Data provided.

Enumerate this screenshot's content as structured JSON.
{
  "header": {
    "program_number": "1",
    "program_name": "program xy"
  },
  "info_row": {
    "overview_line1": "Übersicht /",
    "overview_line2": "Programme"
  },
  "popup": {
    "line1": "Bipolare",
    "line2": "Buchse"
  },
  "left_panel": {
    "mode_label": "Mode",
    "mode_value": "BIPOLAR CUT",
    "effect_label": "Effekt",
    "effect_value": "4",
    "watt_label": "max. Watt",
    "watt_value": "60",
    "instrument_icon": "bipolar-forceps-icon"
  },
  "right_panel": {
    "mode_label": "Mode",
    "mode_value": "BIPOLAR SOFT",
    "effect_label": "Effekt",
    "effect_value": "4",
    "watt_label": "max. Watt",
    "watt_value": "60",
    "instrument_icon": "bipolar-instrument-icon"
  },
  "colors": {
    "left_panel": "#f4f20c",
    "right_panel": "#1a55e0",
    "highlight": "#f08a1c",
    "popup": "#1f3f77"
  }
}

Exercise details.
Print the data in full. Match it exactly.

Result.
Enumerate this screenshot's content as structured JSON.
{
  "header": {
    "program_number": "1",
    "program_name": "program xy"
  },
  "info_row": {
    "overview_line1": "Übersicht /",
    "overview_line2": "Programme"
  },
  "popup": {
    "line1": "Bipolare",
    "line2": "Buchse"
  },
  "left_panel": {
    "mode_label": "Mode",
    "mode_value": "BIPOLAR CUT",
    "effect_label": "Effekt",
    "effect_value": "4",
    "watt_label": "max. Watt",
    "watt_value": "60",
    "instrument_icon": "bipolar-forceps-icon"
  },
  "right_panel": {
    "mode_label": "Mode",
    "mode_value": "BIPOLAR SOFT",
    "effect_label": "Effekt",
    "effect_value": "4",
    "watt_label": "max. Watt",
    "watt_value": "60",
    "instrument_icon": "bipolar-instrument-icon"
  },
  "colors": {
    "left_panel": "#f4f20c",
    "right_panel": "#1a55e0",
    "highlight": "#f08a1c",
    "popup": "#1f3f77"
  }
}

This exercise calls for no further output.